Lessons from the Madoff mess

Lessons from the Madoff mess

Jewish leaders around the country are still trying to gauge the damage caused by the $50 billion securities fraud scheme of Bernard Madoff.
That’s understandable. The alleged damage caused by Madoff, the founder of Bernard L. Madoff Investment Securities LLC (and let’s remember he’s still due his day in court), has already forced two Jewish foundations to close and crippled many more.
And while no Pittsburgh Jewish organization appears to be affected, that doesn’t mean Jewish Pittsburgh is immune from the scandal. Our community does not exist in a vacuum; what hurts the greater Jewish community hurts us as well.
Many Pittsburghers send their kids to Yeshiva University, where Madoff was on the board of trustees. That school reportedly lost $100 million in the scandal. How will that affect financial aid? Course offerings? Admissions? We can’t say, and, so far, Yeshiva isn’t talking much.
Could individuals living in Pittsburgh have invested through Madoff? And if they did, will they now reduce their giving to Jewish charities to make up for their personal losses? Again, it’s too soon to say.
As John Ruskay, executive vice president and CEO of the UJA-Federation of New York, told JTA, “Already in the context of a very challenging economic environment, this will present another significant difficulty. We don’t know yet the extent of the wreckage.”
Ditto. But we do know some of the lessons that should be learned.
We have been amazed to learn how extensively some organizations and individuals invested through Madoff. Even if he were an honest broker, no one should invest so heavily through one source.
Clearly, investors should have asked more questions: How do your fund managers make investments? With whom? Can they answer all your questions (and do you ask them?) Answers to those questions could have been red flags.
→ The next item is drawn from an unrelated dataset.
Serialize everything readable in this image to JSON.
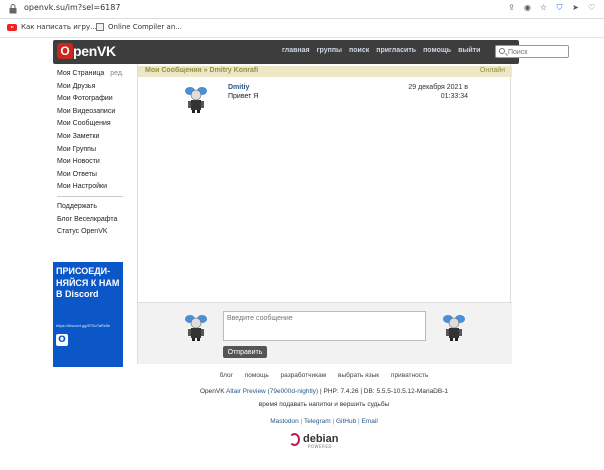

The toughest lesson to learn is that a man with such a mentsch-like reputation in the Jewish world could now be responsible for such financial tsores. But such is the case. We must do due diligence when deciding with whom to leave our money, and our final choice may not always be a landsman.
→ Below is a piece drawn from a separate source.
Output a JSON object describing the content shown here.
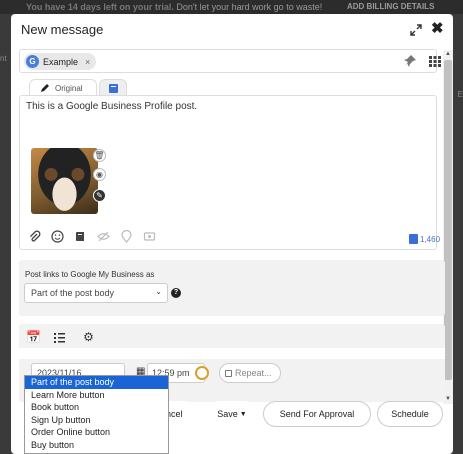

A word of assurance: Our community is strong, and will somehow weather this storm no matter how rough it gets in the short term. But if we emerge from this no wiser for the experience, then shame on us.